"Markit have good progress in their bid. LSE wants part of the action but doesn't want to be in a bigger group with NYSE and Markit," said the head of trading at a large investment bank in London, which is one of the LSE and LCH's largest clients.
LCH.Clearnet had revenues last year of €553.6 million, the firm said in its annual report.
LSE will likely face scrutiny from its own shareholders of the price it is prepared to pay for the clearing house.
"Given the global exchange market is forming into a handful of large players, it is likely that Rolet wants to do something but it is important to remember the prime drive for any deal is value creation for shareholders," Hamilton said.
The European Commission's controversial Mifid II plan will force OTC dealers to use exchange-type trading platforms and clearing houses, as early as next year, opening up a lucrative new market for exchange groups.

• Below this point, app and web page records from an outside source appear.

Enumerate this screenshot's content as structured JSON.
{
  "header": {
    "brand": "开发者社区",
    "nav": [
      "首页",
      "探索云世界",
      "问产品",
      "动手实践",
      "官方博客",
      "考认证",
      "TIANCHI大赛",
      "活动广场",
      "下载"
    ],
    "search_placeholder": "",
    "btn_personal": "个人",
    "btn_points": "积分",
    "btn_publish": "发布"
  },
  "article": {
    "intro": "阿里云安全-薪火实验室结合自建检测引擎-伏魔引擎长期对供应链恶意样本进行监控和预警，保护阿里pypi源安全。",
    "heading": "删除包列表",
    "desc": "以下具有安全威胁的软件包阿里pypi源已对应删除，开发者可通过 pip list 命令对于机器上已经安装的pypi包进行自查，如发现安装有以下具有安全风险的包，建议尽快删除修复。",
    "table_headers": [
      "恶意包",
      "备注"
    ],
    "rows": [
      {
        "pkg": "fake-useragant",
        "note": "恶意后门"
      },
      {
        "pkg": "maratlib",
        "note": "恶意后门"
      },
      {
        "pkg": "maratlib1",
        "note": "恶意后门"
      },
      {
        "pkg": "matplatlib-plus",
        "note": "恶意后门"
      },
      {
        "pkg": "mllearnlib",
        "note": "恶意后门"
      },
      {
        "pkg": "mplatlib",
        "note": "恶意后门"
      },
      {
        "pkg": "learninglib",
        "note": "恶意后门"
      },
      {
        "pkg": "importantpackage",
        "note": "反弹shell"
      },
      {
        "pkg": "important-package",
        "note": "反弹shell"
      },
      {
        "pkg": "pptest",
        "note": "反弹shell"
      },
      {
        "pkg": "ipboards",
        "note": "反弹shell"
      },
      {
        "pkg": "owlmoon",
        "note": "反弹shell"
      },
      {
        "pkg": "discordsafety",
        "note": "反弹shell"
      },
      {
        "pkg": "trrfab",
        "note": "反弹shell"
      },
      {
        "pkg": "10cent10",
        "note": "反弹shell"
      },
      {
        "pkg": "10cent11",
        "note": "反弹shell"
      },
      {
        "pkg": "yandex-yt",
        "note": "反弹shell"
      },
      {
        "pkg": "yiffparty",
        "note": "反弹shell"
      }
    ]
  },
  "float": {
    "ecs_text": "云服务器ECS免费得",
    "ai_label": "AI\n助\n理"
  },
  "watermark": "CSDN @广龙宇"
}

With SwapClear — the main clearing house for interest rate swaps, one of the largest OTC markets — LCH has a crucial headstart over the competition.
Vast shareholder base
The LSE will also have to win over LCH's vast and varied shareholder base. LCH has 98 owners, made up of two large exchange shareholders, NYSE Euronext (9 per cent) and the London Metal Exchange (8 per cent), with the remainder held by a wide range of banks and brokers.
US clearing house the Depository Trust and Clearing Corporation and a bank consortium led by Icap both tried and failed to buy LCH in 2009 citing problems with the diverse board and ownership structure.
JP Morgan is advising LCH, three people familiar with the situation said. Morgan Stanley is advising the LSE.